Star Trek II- The Wrath of Khan – James Horner

James Horner has composed many excellent soundtracks and another one of my favorites of his was Aliens. I picked Wrath of Khan because it means more to me although I love the Aliens movie and the soundtrack. You see, I’ve been a fan of Star Trek since I was a little kid who watched the original series while I waited for my Dad to come home from work so we could eat dinner. It’s funny the things you remember like that. Even though I love Star Wars more, Star Trek isn’t too far behind as I love the original cast and their characters. While I was very disappointed in the first Star Trek movie (although the soundtrack by Jerry Goldsmith is fantastic), I was completely blown away by Wrath of Khan. It is by far my favorite Star Trek movie and probably in my top 10 movies of all time. Just like the movie, James Horner removed all of the fluff and cheesiness of the past and made a robust swashbuckling score. This was the Star Trek movie and soundtrack that I had been waiting for and both of them kicked ass. Director Nicholas Meyer was the perfect man for the job and he hired the perfect composer for it. They both saw the movie as a naval adventure in space and worked together perfectly to capture that feeling with tracks like “Enterprise Clears Moorings,” with its rousing fanfare as the ship sets off for adventure.

The score is amazing as it veers from playful to dangerous with Khan and his crew determined to make Kirk pay for his actions from years ago. I can’t say enough good things about this score whether it’s the theme for the Enterprise, Kirk, Spock, Khan, or even the Genesis Device. The battle in the Mutara Nebula is an amazing achievement filled with breathtaking cues as the Enterprise battles the Reliant with all sensors down. It ends very emotionally with a tragic yet hopeful refrain of Spock’s theme as he sacrifices himself to save his ship and crew. Horner couldn’t have done a better job and it remains his best work. This Star Trek score would only come close to being matched 10 years later by Cliff Eidelman who did the score for Star Trek VI – The Undiscovered Country which was another fantastic score that almost made the list but it didn’t have the same emotional impact on me that this one did.

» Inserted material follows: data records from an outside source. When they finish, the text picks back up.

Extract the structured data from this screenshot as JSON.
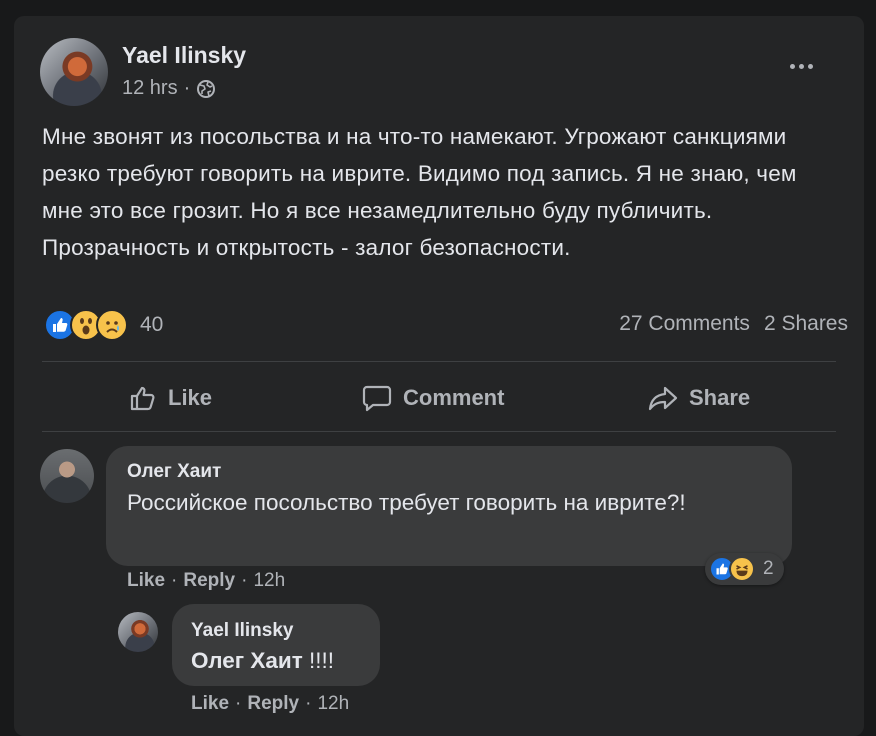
{
  "post": {
    "author": "Yael Ilinsky",
    "time": "12 hrs",
    "separator": "·",
    "body": "Мне звонят из посольства и на что-то намекают. Угрожают санкциями  резко требуют говорить на иврите. Видимо под запись. Я не знаю, чем мне это все грозит. Но я все незамедлительно буду публичить. Прозрачность и открытость - залог безопасности.",
    "reactions": [
      "like-icon",
      "wow-icon",
      "sad-icon"
    ],
    "reaction_count": "40",
    "comments_count": "27 Comments",
    "shares_count": "2 Shares"
  },
  "actions": {
    "like": "Like",
    "comment": "Comment",
    "share": "Share"
  },
  "comments": [
    {
      "author": "Олег Хаит",
      "text": "Российское посольство требует говорить на иврите?!",
      "reactions": [
        "like-icon",
        "haha-icon"
      ],
      "reaction_count": "2",
      "like": "Like",
      "reply": "Reply",
      "time": "12h"
    },
    {
      "author": "Yael Ilinsky",
      "mention": "Олег Хаит",
      "text": " !!!!",
      "like": "Like",
      "reply": "Reply",
      "time": "12h"
    }
  ],
  "colors": {
    "background": "#18191a",
    "card": "#242526",
    "bubble": "#3a3b3c",
    "primary_text": "#e4e6eb",
    "secondary_text": "#b0b3b8",
    "like_blue": "#1b74e4",
    "emoji_yellow": "#f7c24b"
  }
}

Final Thoughts

Perhaps another time I will do another round of albums that changed me that aren’t movie soundtracks but I am happy with these three. All of these soundtracks mean a lot to me and I listen to them all the time. If you do not own them, you should do yourself a favor and run to the store to buy them. These three soundtracks are the best example of how much a score can contribute to a movie and what a difference it makes on which composer is hired. These soundtracks are a part of me and the love I have for those movies. No matter where I am or what I am doing, if I hear any of these soundtracks I can picture the movie in my mind and be instantly transported back. Few things in life have that kind of power and that’s why these are my three picks.

Please support the site by using the following links:

No comments:

Post a Comment